In her allegations against Donald Trump's Supreme Court nominee Brett Kavanaugh, 55-year-old web designer Julie Swetnick claimed that Kavanaugh and his high school friend Mark Judge were involved in spiking drinks at parties with Quaaludes — a powerful sedative drug — and high-potency alcohol, according to a sworn affidavit posted on the Twitter account of her lawyer, Michael Avenatti.
High school yearbook entries, according to the reporter who broke the story of the first sexual assault allegation against Kavanaugh in The Intercept, may actually corroborate Swetnick's allegations of Quaalude and high-proof alcohol use amongst Kavanugh's circle of friends. Several of the entries contain references to "Killer Qs" and "151."
"'Killer Qs and 151' is quite plausibly a reference to quaaludes and grain alcohol, which Julie Swetnick said were used to drug high school girls," wrote reporter Ryan Grim on his Twitter account.
In addition, HillHeat consulting editor Brad Johnson — who noted the yearbook "Killer Qs" references in an account published by Medium.com — reported that Kavanaugh friends Donald J. Urgo and Phil Merkle both mention "Killer Qs" in their yearbook entries, with Merkle referencing a "Killer Qs club," and Urgo's entry reading "Killer Qs and 151."

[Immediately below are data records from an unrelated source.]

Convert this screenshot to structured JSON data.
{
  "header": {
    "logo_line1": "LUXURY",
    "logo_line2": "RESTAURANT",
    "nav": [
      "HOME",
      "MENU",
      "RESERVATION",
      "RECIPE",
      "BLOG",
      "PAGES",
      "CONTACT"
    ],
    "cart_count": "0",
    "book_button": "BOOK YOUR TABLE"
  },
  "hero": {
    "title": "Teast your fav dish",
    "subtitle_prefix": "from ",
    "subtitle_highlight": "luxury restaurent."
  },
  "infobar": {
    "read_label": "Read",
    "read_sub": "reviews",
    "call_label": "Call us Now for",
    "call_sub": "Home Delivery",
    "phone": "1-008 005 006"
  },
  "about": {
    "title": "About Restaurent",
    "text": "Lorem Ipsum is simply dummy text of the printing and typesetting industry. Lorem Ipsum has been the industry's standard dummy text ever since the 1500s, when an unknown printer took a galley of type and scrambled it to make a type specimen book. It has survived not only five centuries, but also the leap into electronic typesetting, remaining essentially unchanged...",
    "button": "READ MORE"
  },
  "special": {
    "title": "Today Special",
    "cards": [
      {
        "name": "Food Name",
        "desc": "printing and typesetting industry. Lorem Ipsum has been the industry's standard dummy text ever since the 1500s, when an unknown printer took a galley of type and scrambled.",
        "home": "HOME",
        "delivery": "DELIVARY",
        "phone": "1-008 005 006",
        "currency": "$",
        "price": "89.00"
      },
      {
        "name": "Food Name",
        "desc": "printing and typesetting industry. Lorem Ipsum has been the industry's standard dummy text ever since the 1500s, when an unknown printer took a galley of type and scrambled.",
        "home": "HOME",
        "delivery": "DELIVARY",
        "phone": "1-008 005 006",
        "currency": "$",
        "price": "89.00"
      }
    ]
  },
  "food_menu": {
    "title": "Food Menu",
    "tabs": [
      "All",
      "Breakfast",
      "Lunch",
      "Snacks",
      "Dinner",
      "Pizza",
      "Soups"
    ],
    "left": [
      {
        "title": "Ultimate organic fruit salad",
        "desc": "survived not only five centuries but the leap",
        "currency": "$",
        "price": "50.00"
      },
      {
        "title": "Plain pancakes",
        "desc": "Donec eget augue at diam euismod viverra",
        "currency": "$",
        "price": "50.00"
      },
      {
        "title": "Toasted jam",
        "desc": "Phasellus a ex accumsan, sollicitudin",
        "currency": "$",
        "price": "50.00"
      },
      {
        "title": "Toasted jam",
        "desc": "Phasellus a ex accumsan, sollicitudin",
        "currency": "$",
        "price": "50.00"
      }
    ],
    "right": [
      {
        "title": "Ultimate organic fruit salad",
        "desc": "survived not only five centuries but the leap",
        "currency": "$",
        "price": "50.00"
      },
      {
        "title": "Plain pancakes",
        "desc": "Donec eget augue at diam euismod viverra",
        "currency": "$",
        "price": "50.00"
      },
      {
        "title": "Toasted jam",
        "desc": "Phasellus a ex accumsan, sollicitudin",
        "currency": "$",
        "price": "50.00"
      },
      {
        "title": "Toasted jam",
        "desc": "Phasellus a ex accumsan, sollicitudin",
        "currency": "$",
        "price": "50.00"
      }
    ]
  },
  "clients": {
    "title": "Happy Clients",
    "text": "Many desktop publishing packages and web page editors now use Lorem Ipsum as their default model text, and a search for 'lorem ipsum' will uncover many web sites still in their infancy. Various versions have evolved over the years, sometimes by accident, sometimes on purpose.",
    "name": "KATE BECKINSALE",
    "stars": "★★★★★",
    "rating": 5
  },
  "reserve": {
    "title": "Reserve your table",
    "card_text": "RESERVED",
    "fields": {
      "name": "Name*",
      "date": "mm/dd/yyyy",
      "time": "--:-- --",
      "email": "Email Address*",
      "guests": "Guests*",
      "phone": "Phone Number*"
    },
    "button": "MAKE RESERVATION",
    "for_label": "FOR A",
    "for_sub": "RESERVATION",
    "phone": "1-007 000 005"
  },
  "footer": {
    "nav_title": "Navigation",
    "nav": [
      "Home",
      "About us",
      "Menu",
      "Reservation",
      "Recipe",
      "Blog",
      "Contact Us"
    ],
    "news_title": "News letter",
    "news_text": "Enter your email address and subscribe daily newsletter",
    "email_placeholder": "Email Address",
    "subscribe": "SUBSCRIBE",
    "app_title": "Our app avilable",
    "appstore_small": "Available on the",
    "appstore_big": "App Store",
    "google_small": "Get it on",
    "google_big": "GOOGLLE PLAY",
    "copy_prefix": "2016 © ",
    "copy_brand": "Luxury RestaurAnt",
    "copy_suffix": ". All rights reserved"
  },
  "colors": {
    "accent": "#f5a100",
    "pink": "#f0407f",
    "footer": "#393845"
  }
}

Both Urgo and Merkle were specifically mentioned by Kavanaugh in his now-infamous 2015 speech in which he stated, "What happens at Georgetown Prep stays at Georgetown Prep. That's been a good thing for all of us, I think," as Johnson noted in an earlier article for the online environmental policy site Hill Heat.